 Formerly known as PFTETOM until PETCL (People for the Ethical Treatment of Capital Letters) pointed out the unnecessary capitalisation of the prepositions .
 Something that the PFTETOP strongly disagreed with. Strunk vs PFTETOP is required reading for all lawyers who practice in the demanding field of grammatical law (And, judging by the comments section of almost any news site, this is a growing area of employment).
 PETCL at work again.
 Them again. They work tirelessly. Ad eundum quo nemo ante iit is their motto and no one can disagree with that!

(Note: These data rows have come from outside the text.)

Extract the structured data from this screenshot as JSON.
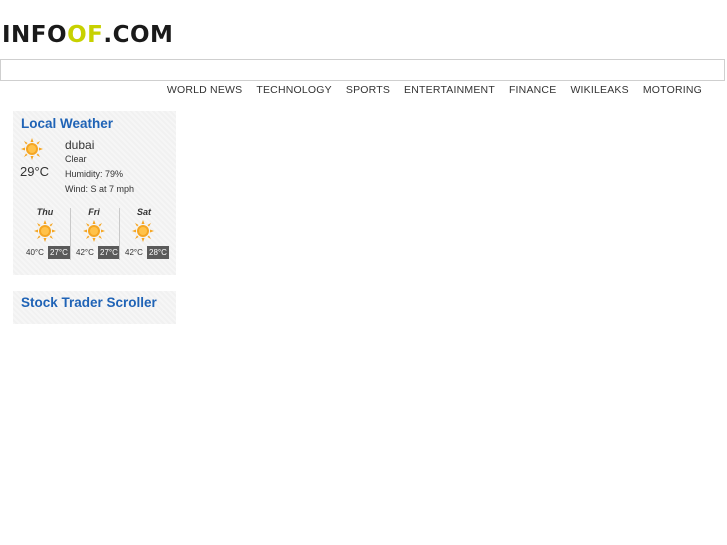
{
  "logo": {
    "part1": "INFO",
    "part2": "OF",
    "part3": ".COM"
  },
  "search": {
    "placeholder": ""
  },
  "nav": [
    "WORLD NEWS",
    "TECHNOLOGY",
    "SPORTS",
    "ENTERTAINMENT",
    "FINANCE",
    "WIKILEAKS",
    "MOTORING"
  ],
  "weather": {
    "title": "Local Weather",
    "current_temp": "29°C",
    "city": "dubai",
    "condition": "Clear",
    "humidity": "Humidity: 79%",
    "wind": "Wind: S at 7 mph",
    "icon": "sun-icon",
    "forecast": [
      {
        "day": "Thu",
        "high": "40°C",
        "low": "27°C",
        "icon": "sun-icon"
      },
      {
        "day": "Fri",
        "high": "42°C",
        "low": "27°C",
        "icon": "sun-icon"
      },
      {
        "day": "Sat",
        "high": "42°C",
        "low": "28°C",
        "icon": "sun-icon"
      }
    ]
  },
  "stock": {
    "title": "Stock Trader Scroller"
  },
  "colors": {
    "title_blue": "#1f63b6",
    "logo_accent": "#c7d100",
    "sun": "#f5a623"
  }
}
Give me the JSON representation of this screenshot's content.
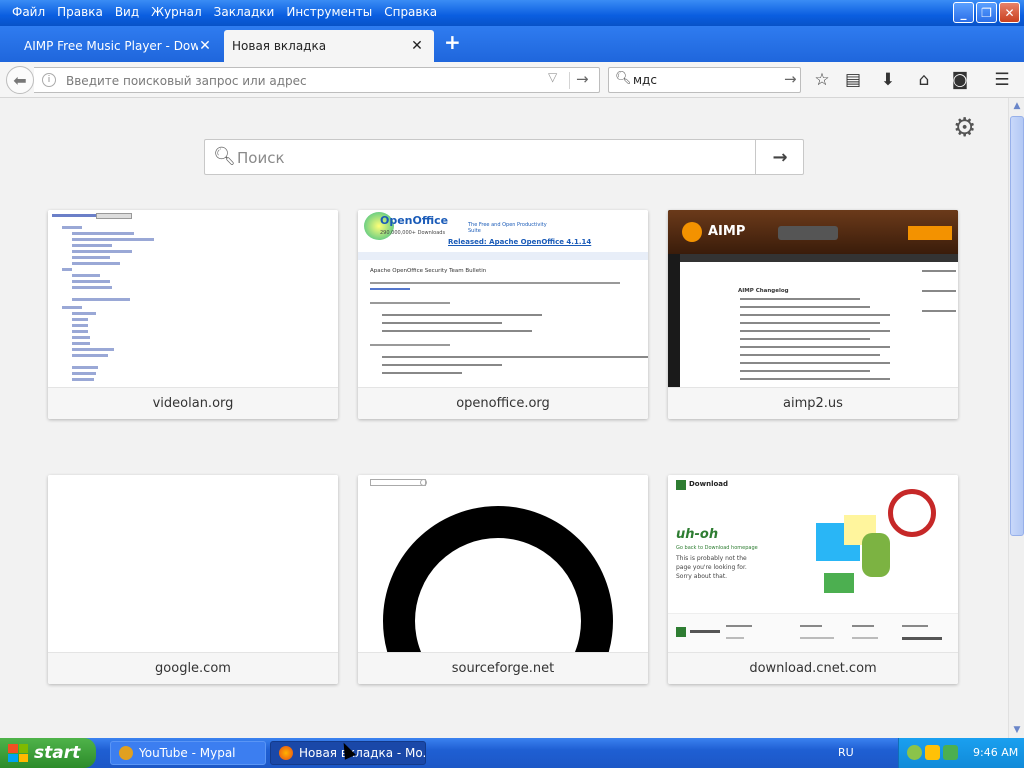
{
  "menu": [
    "Файл",
    "Правка",
    "Вид",
    "Журнал",
    "Закладки",
    "Инструменты",
    "Справка"
  ],
  "tabs": [
    {
      "label": "AIMP Free Music Player - Downloads",
      "close": "✕"
    },
    {
      "label": "Новая вкладка",
      "close": "✕"
    }
  ],
  "new_tab": "+",
  "urlbar": {
    "placeholder": "Введите поисковый запрос или адрес",
    "info": "i"
  },
  "searchbar": {
    "value": "мдс"
  },
  "newtab_page": {
    "search_placeholder": "Поиск"
  },
  "tiles": [
    {
      "label": "videolan.org"
    },
    {
      "label": "openoffice.org"
    },
    {
      "label": "aimp2.us"
    },
    {
      "label": "google.com"
    },
    {
      "label": "sourceforge.net"
    },
    {
      "label": "download.cnet.com"
    }
  ],
  "thumb_text": {
    "openoffice_logo": "OpenOffice",
    "openoffice_downloads": "290,000,000+ Downloads",
    "openoffice_tagline": "The Free and Open Productivity Suite",
    "openoffice_release": "Released: Apache OpenOffice 4.1.14",
    "openoffice_heading": "Apache OpenOffice Security Team Bulletin",
    "aimp_logo": "AIMP",
    "aimp_heading": "AIMP Changelog",
    "cnet_logo": "Download",
    "cnet_title": "uh-oh",
    "cnet_link": "Go back to Download homepage",
    "cnet_msg": "This is probably not the page you're looking for. Sorry about that."
  },
  "taskbar": {
    "start": "start",
    "tasks": [
      "YouTube - Mypal",
      "Новая вкладка - Mo..."
    ],
    "lang": "RU",
    "clock": "9:46 AM"
  },
  "colors": {
    "titlebar": "#0a5ee0",
    "taskbar": "#1f5fd3",
    "start": "#2c8b2a"
  }
}
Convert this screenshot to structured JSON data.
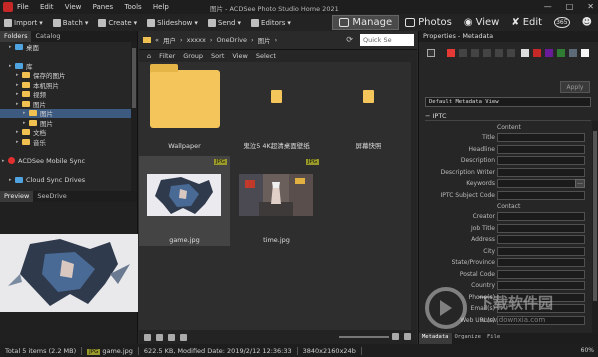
{
  "menu": [
    "File",
    "Edit",
    "View",
    "Panes",
    "Tools",
    "Help"
  ],
  "window_title": "图片 - ACDSee Photo Studio Home 2021",
  "toolbar": {
    "import": "Import",
    "batch": "Batch",
    "create": "Create",
    "slideshow": "Slideshow",
    "send": "Send",
    "editors": "Editors"
  },
  "modes": [
    "Manage",
    "Photos",
    "View",
    "Edit",
    "365"
  ],
  "left_tabs": [
    "Folders",
    "Catalog"
  ],
  "tree": [
    {
      "label": "桌面",
      "indent": 1,
      "icon": "blue"
    },
    {
      "label": "",
      "indent": 0,
      "icon": "none"
    },
    {
      "label": "库",
      "indent": 1,
      "icon": "blue"
    },
    {
      "label": "保存的图片",
      "indent": 2,
      "icon": "yellow"
    },
    {
      "label": "本机照片",
      "indent": 2,
      "icon": "yellow"
    },
    {
      "label": "视频",
      "indent": 2,
      "icon": "yellow"
    },
    {
      "label": "图片",
      "indent": 2,
      "icon": "yellow"
    },
    {
      "label": "图片",
      "indent": 3,
      "icon": "yellow",
      "selected": true
    },
    {
      "label": "图片",
      "indent": 3,
      "icon": "yellow"
    },
    {
      "label": "文档",
      "indent": 2,
      "icon": "yellow"
    },
    {
      "label": "音乐",
      "indent": 2,
      "icon": "yellow"
    },
    {
      "label": "",
      "indent": 0,
      "icon": "none"
    },
    {
      "label": "ACDSee Mobile Sync",
      "indent": 0,
      "icon": "red"
    },
    {
      "label": "",
      "indent": 0,
      "icon": "none"
    },
    {
      "label": "Cloud Sync Drives",
      "indent": 1,
      "icon": "blue"
    },
    {
      "label": "",
      "indent": 0,
      "icon": "none"
    }
  ],
  "preview_tabs": [
    "Preview",
    "SeeDrive"
  ],
  "address": {
    "crumbs": [
      "用户",
      "xxxxx",
      "OneDrive",
      "图片"
    ],
    "search_placeholder": "Quick Se"
  },
  "filterbar": [
    "Filter",
    "Group",
    "Sort",
    "View",
    "Select"
  ],
  "items": [
    {
      "name": "Wallpaper",
      "type": "folder-large",
      "selected": false
    },
    {
      "name": "鬼泣5 4K超清桌面壁纸",
      "type": "folder",
      "selected": false
    },
    {
      "name": "屏幕快照",
      "type": "folder",
      "selected": false
    },
    {
      "name": "game.jpg",
      "type": "image",
      "badge": "JPG",
      "selected": true
    },
    {
      "name": "time.jpg",
      "type": "image",
      "badge": "JPG",
      "selected": false
    }
  ],
  "props": {
    "header": "Properties - Metadata",
    "apply": "Apply",
    "view_select": "Default Metadata View",
    "section": "IPTC",
    "sub_content": "Content",
    "fields_content": [
      "Title",
      "Headline",
      "Description",
      "Description Writer",
      "Keywords",
      "IPTC Subject Code"
    ],
    "sub_creator": "Contact",
    "fields_creator": [
      "Creator",
      "Job Title",
      "Address",
      "City",
      "State/Province",
      "Postal Code",
      "Country",
      "Phone(s)",
      "Email(s)",
      "Web URL(s)"
    ],
    "keywords_button": "...",
    "tabs": [
      "Metadata",
      "Organize",
      "File"
    ]
  },
  "status": {
    "total": "Total 5 items  (2.2 MB)",
    "badge": "JPG",
    "filename": "game.jpg",
    "info": "622.5 KB, Modified Date: 2019/2/12 12:36:33",
    "dims": "3840x2160x24b",
    "zoom": "60%"
  },
  "watermark": {
    "text": "下载软件园",
    "url": "www.downxia.com"
  }
}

 Word disagrees with the pluralised version of oxymoron (it has the red wiggly line of grammatical shame beneath it), but I am a free, creative thinker and, therefore, don’t care. Anyway, I chose that word to be a punne (a play on words).
This review first appeared on Fantasy-Faction.com: